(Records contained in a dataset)
★ ★ ★ ★ ★ ★ ★
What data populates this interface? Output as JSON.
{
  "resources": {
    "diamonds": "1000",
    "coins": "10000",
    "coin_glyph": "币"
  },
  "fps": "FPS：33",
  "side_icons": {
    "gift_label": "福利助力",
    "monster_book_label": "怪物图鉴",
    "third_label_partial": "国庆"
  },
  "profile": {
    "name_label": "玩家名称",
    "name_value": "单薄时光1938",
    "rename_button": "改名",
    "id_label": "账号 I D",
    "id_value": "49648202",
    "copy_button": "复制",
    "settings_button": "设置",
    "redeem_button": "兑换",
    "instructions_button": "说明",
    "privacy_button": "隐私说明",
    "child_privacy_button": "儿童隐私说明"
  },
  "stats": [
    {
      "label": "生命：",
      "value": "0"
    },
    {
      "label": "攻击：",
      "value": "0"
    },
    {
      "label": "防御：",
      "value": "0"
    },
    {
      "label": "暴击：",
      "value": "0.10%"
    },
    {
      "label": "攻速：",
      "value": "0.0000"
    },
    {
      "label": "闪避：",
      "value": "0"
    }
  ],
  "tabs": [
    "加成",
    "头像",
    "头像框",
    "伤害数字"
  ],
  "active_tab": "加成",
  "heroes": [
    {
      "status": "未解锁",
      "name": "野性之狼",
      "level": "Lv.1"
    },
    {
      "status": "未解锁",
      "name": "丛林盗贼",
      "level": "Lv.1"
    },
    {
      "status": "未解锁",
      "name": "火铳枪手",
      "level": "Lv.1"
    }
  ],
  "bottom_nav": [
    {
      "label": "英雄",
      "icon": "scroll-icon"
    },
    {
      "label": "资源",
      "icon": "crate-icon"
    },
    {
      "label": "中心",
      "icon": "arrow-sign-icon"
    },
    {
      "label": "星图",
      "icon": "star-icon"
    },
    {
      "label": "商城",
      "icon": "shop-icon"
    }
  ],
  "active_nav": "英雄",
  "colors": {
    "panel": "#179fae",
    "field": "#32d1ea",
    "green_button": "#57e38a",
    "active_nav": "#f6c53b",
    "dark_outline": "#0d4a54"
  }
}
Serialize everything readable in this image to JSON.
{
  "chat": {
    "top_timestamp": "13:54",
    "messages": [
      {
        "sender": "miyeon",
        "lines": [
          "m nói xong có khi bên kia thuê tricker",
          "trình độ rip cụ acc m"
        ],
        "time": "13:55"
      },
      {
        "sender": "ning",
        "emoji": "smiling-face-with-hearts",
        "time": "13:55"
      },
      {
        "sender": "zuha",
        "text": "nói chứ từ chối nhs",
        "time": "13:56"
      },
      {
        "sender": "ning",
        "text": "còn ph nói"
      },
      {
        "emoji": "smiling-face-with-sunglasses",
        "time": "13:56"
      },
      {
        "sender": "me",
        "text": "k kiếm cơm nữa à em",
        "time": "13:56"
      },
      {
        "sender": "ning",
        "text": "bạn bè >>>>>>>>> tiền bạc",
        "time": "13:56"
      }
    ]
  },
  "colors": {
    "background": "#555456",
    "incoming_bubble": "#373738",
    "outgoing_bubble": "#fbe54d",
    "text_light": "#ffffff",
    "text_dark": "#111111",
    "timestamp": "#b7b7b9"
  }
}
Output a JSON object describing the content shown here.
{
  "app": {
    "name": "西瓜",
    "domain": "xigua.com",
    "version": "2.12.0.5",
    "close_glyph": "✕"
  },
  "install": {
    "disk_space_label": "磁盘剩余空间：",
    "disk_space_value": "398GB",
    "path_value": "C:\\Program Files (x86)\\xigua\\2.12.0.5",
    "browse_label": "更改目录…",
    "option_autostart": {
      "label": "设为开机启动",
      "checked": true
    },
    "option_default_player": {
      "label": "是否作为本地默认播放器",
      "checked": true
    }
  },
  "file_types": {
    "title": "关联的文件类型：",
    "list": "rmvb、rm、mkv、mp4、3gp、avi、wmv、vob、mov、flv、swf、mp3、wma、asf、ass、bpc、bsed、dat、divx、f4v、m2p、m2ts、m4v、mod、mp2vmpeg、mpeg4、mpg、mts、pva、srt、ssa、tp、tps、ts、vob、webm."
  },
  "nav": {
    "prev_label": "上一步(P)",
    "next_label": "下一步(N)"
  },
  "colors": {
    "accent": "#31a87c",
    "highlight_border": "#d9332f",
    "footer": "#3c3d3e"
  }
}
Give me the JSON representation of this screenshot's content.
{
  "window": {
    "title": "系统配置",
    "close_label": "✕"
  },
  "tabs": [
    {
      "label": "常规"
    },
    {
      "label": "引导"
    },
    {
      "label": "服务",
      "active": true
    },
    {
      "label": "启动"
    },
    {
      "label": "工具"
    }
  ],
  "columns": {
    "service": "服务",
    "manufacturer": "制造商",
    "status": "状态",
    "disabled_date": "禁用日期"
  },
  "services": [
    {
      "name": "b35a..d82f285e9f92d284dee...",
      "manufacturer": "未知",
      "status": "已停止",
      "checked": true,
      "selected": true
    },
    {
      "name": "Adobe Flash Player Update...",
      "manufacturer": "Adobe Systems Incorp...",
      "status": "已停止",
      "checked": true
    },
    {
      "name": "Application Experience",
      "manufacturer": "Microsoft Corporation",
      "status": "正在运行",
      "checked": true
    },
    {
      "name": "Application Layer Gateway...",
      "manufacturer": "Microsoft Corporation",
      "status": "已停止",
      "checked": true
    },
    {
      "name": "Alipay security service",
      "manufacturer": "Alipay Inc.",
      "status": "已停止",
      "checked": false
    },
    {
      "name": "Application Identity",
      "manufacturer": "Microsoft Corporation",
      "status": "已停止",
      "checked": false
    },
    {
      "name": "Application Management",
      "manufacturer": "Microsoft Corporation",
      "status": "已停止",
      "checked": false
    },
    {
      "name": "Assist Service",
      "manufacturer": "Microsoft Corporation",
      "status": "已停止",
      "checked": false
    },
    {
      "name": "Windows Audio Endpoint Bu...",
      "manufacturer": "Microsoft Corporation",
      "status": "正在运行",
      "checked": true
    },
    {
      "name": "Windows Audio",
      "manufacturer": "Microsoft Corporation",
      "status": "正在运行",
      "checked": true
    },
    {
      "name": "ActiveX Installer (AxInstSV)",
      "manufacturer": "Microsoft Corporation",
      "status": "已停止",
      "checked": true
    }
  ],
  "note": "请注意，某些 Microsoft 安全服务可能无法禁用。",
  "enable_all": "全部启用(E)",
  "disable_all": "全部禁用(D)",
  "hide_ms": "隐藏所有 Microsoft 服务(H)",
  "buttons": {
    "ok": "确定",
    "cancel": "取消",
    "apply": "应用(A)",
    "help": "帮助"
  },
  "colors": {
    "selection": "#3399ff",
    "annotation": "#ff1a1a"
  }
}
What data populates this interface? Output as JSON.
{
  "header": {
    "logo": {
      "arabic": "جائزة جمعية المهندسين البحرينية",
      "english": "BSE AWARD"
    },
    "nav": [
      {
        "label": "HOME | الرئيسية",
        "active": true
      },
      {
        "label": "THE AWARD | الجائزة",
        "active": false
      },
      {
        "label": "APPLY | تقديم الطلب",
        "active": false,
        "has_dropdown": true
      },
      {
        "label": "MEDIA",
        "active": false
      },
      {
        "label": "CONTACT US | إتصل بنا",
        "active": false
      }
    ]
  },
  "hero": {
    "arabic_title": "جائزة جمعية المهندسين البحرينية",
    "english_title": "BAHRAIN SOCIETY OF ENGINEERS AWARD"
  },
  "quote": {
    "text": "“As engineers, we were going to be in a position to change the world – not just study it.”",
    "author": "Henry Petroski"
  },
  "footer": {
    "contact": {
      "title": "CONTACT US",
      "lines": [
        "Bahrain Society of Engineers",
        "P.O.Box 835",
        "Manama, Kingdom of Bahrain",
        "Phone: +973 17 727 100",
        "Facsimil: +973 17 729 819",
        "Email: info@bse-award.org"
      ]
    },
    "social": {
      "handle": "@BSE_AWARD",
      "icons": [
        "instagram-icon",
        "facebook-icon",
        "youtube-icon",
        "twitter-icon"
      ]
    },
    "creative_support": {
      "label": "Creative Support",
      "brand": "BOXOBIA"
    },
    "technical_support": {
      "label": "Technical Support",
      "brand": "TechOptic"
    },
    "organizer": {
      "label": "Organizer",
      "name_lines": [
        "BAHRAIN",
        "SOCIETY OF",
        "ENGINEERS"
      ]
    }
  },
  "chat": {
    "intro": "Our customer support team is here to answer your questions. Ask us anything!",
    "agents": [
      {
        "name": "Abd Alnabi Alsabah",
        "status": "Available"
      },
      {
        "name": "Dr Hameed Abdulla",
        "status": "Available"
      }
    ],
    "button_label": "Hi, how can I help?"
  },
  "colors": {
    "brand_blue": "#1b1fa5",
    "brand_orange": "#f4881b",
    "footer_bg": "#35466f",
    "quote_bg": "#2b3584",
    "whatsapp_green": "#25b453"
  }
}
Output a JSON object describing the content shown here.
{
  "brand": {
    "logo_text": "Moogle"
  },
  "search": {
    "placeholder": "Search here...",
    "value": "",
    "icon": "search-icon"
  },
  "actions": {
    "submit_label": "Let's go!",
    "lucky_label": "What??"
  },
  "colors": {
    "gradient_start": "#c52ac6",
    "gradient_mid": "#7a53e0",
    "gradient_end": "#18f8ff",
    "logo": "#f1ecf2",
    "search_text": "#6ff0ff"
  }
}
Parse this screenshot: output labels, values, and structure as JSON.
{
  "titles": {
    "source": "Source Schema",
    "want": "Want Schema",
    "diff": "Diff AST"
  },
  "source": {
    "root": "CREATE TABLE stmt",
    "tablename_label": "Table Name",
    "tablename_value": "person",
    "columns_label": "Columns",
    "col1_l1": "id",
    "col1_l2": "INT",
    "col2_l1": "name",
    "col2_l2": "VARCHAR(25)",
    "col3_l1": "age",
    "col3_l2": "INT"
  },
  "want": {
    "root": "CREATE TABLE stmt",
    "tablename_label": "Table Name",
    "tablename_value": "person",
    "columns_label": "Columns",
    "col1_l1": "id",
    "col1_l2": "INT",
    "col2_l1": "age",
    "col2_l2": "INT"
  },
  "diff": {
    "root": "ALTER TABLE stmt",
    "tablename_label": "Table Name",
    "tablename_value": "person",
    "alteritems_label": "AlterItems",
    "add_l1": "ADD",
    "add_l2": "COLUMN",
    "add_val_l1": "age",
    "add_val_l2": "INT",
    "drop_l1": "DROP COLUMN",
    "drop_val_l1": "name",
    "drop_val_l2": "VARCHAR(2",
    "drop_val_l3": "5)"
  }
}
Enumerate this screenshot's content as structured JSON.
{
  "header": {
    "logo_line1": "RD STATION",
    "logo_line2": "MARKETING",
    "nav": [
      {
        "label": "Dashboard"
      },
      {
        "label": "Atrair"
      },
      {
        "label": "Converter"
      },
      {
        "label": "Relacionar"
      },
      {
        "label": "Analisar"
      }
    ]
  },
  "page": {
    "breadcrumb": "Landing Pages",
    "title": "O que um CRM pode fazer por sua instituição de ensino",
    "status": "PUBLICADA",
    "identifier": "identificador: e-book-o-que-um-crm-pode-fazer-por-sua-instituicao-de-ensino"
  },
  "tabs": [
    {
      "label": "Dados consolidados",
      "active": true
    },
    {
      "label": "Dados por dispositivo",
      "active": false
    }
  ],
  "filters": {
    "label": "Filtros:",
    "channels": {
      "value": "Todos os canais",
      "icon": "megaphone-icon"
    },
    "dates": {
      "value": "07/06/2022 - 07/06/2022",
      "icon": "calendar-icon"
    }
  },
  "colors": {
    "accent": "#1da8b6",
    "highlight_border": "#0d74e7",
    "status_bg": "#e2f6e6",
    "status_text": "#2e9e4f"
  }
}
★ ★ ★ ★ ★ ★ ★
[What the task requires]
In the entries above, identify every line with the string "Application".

[Completed exercise]
      "name": "Application Experience",
      "name": "Application Layer Gateway...",
      "name": "Application Identity",
      "name": "Application Management",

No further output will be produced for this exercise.